While insect activity is quiet in the Midwest in winter, various species can easily hitch rides indoors, with the elongate hemlock scale among those with a Christmas connection. The picturesque Blue Ridge Mountains of western North Carolina provide ideal habitat for Fraser firs, one of the most popular species of Christmas trees. North Carolina farmers grow approximately one-quarter of all the Christmas trees sold in the U.S. each year, and with elongate hemlock scale established in that state, it increases the risk of movement of this invasive insect around the country.
Elongate hemlock scales look unusual as far as insects go. These insects have traded mobility for defense — they hunker down on plants and produce a waxy coating which helps protect them from predators and parasites. As a result, they aren't easily recognizable as insects since the usual signs of segmentation — body regions, legs, antennae — are not readily visible. Instead, these insects have a vague, oblong appearance.
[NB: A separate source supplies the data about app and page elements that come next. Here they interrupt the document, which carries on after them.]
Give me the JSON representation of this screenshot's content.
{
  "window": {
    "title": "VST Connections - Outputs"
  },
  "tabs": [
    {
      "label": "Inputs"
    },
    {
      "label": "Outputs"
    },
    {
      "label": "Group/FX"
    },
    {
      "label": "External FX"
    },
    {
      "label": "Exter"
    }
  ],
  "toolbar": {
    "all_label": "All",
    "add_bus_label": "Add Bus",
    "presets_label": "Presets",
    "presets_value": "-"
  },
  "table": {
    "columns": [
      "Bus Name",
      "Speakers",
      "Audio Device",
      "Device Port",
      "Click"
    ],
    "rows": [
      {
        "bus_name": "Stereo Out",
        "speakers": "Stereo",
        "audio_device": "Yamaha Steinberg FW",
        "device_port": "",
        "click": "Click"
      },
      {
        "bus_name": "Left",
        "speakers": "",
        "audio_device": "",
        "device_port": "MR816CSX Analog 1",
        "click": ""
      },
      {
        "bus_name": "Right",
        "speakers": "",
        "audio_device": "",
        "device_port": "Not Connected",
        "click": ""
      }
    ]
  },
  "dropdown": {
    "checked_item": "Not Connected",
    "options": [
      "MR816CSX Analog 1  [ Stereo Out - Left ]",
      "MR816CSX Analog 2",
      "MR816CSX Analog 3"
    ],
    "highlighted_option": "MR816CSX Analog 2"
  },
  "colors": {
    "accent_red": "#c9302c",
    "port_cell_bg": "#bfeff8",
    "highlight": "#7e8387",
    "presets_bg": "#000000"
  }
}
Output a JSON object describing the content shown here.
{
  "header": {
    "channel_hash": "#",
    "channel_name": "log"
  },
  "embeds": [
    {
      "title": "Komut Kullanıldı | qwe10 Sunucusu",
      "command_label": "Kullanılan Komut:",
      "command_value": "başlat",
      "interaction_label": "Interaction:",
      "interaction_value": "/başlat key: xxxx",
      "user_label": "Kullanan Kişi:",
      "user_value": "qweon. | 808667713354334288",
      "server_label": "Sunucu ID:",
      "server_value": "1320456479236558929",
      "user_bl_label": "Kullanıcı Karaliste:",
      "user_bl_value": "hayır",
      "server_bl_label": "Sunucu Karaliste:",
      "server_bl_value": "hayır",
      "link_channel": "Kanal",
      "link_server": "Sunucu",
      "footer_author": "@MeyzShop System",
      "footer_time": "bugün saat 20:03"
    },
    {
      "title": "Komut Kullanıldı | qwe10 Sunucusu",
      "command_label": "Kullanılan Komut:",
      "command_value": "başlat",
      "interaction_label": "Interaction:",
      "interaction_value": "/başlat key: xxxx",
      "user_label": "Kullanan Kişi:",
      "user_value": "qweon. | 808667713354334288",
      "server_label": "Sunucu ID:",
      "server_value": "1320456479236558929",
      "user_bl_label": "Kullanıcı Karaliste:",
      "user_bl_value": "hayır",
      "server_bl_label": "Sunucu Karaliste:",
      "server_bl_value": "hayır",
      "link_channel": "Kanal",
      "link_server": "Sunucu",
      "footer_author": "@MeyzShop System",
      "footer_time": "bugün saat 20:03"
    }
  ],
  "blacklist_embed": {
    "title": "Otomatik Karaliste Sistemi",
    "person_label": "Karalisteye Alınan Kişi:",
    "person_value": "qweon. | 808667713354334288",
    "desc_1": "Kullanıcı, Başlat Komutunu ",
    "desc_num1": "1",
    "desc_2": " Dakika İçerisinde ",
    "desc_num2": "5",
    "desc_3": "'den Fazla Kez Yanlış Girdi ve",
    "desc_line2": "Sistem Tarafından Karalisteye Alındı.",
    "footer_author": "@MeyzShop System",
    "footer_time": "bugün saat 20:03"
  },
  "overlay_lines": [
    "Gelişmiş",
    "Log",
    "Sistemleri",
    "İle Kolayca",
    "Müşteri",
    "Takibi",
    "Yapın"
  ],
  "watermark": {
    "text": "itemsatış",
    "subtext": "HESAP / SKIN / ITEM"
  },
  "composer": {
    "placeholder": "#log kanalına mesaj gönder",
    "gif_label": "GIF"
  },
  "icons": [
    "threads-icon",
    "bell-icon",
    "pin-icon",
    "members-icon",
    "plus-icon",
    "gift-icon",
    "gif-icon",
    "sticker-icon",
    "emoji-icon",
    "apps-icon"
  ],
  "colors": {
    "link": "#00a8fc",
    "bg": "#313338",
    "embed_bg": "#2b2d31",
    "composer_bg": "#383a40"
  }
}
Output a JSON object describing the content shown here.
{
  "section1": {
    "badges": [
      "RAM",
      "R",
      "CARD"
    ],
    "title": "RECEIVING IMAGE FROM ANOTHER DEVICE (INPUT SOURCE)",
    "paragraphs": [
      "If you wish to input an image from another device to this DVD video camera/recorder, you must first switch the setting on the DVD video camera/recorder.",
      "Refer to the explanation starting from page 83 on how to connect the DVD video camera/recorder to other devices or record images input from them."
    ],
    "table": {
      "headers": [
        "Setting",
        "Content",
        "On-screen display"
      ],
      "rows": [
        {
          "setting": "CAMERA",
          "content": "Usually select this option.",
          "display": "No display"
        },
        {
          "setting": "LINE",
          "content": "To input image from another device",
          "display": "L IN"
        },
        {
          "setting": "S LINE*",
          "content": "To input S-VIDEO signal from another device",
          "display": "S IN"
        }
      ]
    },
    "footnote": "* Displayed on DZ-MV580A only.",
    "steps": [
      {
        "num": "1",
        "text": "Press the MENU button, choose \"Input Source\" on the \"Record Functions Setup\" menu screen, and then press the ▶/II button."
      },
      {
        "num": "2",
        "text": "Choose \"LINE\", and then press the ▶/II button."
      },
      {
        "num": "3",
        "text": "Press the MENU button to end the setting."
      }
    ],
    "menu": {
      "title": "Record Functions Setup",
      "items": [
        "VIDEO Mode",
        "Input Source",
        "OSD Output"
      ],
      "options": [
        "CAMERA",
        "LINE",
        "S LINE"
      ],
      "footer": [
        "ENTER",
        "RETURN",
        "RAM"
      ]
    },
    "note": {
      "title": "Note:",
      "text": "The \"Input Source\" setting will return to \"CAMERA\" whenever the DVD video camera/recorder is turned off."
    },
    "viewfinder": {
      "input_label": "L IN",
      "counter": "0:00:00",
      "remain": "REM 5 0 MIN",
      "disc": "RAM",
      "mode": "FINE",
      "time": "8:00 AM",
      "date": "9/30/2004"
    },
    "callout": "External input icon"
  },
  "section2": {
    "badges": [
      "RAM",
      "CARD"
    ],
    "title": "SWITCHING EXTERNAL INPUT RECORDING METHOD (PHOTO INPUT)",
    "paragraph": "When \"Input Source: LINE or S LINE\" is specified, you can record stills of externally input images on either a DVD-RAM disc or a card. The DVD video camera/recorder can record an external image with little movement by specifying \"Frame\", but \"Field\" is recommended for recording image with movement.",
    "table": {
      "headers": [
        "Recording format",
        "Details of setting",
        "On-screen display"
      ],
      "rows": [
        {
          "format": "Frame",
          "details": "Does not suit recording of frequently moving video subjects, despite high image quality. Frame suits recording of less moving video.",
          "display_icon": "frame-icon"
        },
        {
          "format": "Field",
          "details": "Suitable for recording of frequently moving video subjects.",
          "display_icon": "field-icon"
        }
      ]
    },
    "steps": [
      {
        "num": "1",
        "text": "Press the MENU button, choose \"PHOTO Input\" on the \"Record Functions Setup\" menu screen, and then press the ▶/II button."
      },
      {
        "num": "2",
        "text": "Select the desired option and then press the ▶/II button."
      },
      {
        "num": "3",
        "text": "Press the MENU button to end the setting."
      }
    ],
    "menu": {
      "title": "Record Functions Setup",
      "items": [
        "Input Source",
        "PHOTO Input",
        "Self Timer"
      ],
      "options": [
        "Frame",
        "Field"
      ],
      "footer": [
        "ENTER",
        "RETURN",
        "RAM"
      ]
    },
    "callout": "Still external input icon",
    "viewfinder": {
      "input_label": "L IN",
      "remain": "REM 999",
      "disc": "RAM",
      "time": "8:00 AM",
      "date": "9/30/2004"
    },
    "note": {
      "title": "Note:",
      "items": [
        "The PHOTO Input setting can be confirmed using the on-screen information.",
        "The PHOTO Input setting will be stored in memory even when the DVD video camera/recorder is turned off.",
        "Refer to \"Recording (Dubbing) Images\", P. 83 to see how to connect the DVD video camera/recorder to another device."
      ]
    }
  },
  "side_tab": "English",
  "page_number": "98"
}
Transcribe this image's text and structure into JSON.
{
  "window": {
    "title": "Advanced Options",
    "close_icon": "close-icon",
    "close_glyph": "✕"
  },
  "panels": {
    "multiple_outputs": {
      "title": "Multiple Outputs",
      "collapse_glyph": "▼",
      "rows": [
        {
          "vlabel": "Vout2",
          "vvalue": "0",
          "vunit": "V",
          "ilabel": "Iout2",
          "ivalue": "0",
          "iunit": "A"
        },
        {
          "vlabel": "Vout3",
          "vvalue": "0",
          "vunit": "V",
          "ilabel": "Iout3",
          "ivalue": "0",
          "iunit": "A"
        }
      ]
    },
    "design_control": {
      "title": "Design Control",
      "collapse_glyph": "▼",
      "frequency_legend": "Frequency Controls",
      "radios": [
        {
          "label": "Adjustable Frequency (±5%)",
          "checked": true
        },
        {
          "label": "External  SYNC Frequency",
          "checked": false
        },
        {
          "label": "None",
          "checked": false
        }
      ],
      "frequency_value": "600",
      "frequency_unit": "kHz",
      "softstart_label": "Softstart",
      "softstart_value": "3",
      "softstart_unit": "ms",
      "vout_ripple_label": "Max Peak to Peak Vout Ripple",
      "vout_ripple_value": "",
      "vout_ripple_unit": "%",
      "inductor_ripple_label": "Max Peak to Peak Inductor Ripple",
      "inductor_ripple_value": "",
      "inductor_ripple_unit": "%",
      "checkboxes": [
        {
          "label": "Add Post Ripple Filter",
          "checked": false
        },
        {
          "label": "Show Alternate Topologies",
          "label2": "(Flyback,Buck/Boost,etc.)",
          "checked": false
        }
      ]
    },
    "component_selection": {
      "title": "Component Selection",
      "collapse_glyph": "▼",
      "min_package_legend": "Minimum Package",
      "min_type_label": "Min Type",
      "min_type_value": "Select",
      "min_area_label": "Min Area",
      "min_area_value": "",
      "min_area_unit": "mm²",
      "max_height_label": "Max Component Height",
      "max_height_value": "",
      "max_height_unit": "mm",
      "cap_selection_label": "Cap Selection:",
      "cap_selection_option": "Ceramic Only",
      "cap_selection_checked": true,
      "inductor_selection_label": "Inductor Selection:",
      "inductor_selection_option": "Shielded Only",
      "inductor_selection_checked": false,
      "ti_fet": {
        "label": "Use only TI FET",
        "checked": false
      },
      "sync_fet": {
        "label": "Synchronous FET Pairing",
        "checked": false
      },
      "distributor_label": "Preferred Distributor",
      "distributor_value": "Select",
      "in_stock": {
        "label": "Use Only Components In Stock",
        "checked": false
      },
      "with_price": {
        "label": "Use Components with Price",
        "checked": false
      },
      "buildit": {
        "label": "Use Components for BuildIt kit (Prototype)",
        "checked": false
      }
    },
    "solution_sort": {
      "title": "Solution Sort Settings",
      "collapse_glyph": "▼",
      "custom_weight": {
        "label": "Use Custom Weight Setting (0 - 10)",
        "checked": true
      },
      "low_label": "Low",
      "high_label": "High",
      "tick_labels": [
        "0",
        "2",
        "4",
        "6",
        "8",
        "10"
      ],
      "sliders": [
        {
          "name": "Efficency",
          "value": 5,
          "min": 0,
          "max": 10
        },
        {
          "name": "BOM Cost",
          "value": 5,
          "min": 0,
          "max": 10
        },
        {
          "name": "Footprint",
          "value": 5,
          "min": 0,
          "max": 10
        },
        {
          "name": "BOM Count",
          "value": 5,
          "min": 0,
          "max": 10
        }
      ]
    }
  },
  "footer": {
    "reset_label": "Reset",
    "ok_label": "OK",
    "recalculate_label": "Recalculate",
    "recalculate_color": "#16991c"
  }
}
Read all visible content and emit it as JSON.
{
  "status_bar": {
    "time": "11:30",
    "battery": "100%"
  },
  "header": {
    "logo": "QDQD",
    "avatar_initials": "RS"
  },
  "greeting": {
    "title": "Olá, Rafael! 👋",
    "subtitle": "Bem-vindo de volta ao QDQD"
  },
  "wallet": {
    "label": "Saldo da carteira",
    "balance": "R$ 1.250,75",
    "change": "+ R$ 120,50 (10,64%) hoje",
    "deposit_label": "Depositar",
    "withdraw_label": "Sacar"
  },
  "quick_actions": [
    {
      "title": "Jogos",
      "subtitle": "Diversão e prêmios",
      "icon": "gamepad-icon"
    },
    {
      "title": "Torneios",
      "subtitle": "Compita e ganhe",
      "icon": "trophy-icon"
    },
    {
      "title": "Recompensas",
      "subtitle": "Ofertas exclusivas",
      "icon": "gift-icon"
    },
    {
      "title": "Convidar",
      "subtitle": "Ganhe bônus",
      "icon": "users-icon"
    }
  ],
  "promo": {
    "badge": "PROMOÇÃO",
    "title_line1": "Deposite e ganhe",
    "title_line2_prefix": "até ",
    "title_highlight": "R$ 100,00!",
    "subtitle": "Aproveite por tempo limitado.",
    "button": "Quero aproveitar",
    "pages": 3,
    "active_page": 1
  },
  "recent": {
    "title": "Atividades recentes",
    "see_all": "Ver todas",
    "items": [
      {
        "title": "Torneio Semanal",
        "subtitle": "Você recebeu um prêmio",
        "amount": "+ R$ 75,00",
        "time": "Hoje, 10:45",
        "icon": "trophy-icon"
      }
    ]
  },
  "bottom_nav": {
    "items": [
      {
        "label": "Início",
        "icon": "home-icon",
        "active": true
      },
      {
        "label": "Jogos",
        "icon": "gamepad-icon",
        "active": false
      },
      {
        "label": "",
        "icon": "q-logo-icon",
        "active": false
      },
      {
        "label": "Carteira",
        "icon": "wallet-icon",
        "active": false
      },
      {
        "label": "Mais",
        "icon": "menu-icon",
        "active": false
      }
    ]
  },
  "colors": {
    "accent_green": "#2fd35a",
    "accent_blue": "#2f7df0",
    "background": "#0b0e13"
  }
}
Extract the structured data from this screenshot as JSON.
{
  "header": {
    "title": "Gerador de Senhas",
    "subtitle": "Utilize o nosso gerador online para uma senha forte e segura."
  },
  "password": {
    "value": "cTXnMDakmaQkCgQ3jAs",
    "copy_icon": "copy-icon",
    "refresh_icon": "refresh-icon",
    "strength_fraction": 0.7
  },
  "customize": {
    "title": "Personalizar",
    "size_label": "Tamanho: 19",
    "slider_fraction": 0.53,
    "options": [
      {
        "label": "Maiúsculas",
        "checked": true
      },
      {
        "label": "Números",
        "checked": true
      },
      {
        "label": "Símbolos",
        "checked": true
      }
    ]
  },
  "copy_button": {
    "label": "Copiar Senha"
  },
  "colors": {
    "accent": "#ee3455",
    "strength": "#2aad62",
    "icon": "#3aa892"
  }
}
Adult females are small (just under one-tenth of an inch long) and are covered with a waxy brownish coating. They are typically found on the undersides of needles. Males are slightly smaller and develop beneath pale whitish coverings. Mature males do emerge with wings but are weak fliers and travel short distances to mate with the wingless, immobile females.
Under their protective coatings, elongate hemlock scales use needle-like mouthparts to suck fluids from plants. With their small size, damage occurs when large numbers of individuals infest plants. Their waxy coverings also limit the effectiveness of insecticides, making the species a challenging pest to control if they become established.
Because elongate hemlock scale was detected in Wisconsin in Christmas trees and other holiday decorations in 2019, a key objective at this point is to prevent this insect from getting a foothold in the state. By all means, holiday decorations can be kept up and enjoyed, but when these materials are removed, there are important ways to help prevent the species from becoming established in Wisconsin.
First, if a Christmas tree or natural wreaths, garlands or other decorations are from a local tree farm or elsewhere in Wisconsin, no special precautions are needed for elongate hemlock scale. Because the species is not established in the state, these materials can be removed as usual at the end of the holiday season.
If a Christmas tree or natural wreaths, garlands, or other decorations are from a big box store, grocery store or similar vendor, or if the origins of these materials are unclear, it is advised to check these materials for signs of elongate hemlock scale (i.e., brown spots on the undersides of needles). The Department of Agriculture, Trade and Consumer Protection is advising that infested or suspect materials preferably be burned (the state Department of Natural Resources provides information about burn permits and restrictions). Alternatively, such materials can be bagged and discarded as waste. Infested or suspect materials should not be composted or used for wildlife habitat in the yard.